The Biblical Garden portion contains 30-40 of the 110 plants mentioned in the Bible. The stone portico was salvaged from the main entrance to St. Leo’s School in south St. Louis when it was demolished in 1978 and sits in front of the Moorish Garden that resembles an 11th century garden at the Alhambra in Grenada Spain. There were many cacti and beside them was a cork trunk and the bark of it that is used to make cork products. I had forgotten that was where you get cork.
We then walked through the Kemperer Center for Home Gardening. There was a Master Gardener on hand to answer questions and several pamphlets that you could take free of charge. I picked up ‘The Gateway Gardener’ for September 2011 that had an article on Fall Color For the Shade and the October 2011 issue that included Hot Trees for a Cooler Landscape. I also picked up 2 printouts from the University of Missouri-Columbia Extension on Pollinating Fruit Crops and Home Fruit Production: Apples for my son in Preston, Idaho who has a small apple orchard.
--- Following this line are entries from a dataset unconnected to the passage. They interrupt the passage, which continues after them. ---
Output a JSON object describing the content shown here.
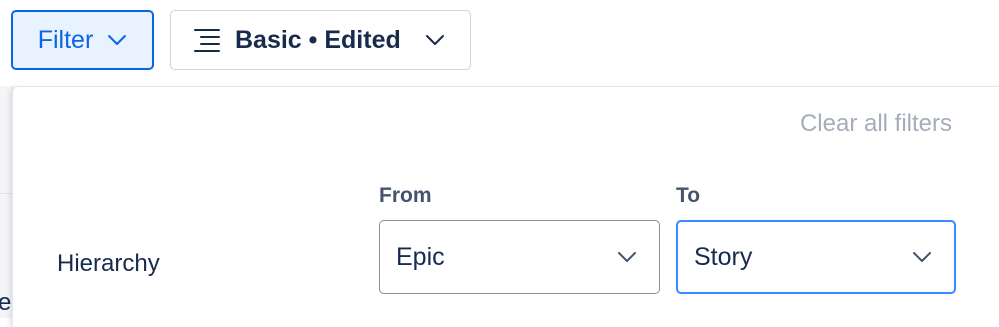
{
  "toolbar": {
    "filter_label": "Filter",
    "view_label": "Basic • Edited"
  },
  "panel": {
    "clear_label": "Clear all filters",
    "hierarchy": {
      "row_label": "Hierarchy",
      "from_label": "From",
      "from_value": "Epic",
      "to_label": "To",
      "to_value": "Story"
    }
  },
  "page": {
    "partial_text": "e"
  },
  "colors": {
    "accent": "#0c66e4",
    "accent_bg": "#e9f2ff",
    "focus_border": "#388bff",
    "muted_text": "#a5adba"
  }
}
There are examples of different types of gardening and vegetables on display in small gardens around the Center. They had an example of a vertical garden on a wall, tomatoes grown in an open greenhouse using rebar for a trellis, exotic winter squash growing on an arbor and kohlrabi (see my week 30 article on unusual produce) growing in a traditional plot.
Also demonstrated was paper tubes to entice Mason bees to your garden.
I picked up some paper tubes at the Master Gardener Conference and plan to try to attract them to my garden next year.
The Seiwa-en Japanese Garden was designed by the late Professor Koichi Kawana. It is an authentic Japanese garden covering 14 acres with a 4 acre lake. It is the largest Japanese strolling garden in the Western hemisphere. There are waterfalls, dry gravel gardens raked into rippling patterns, stone lanterns, streams and water-filled basins.
The Children’s Garden has changed a lot from when my wife came here as a child. She said that there were the typical playground swing sets back then. Now there is a tree house, slides made to look like twisted tree trunks and they had beautiful purple pea vines growing over an arche at the entrance.
Other featured gardens are: the Gladney Rose Garden, English Woodland Garden, Grigg Nanjing Friendship Chinese Garden, Blanke Boxwood Garden, Ottoman Garden, Swift Family Garden and the Strassenfest German Garden.
We enjoyed a nice luncheon at the Sassafras Cafe overlooking part of the garden. It is a Certified Green Restaurant and has a mission to create an ecologically sustainable restaurant. The ‘plastic’ cups were a compostable resin made from corn. The cups and all of the paper products are composted on site. As we ate we watched people setting up for the ‘Best of Missouri’ farmers market. It wasn’t going to start until 7 PM and we had other places to go to, but I wish that we could have walked around it.
Gen. 2: 8 “And the Lord God planted a garden eastward in Eden; and there he put the man whom he had formed.”
Next week: to be announced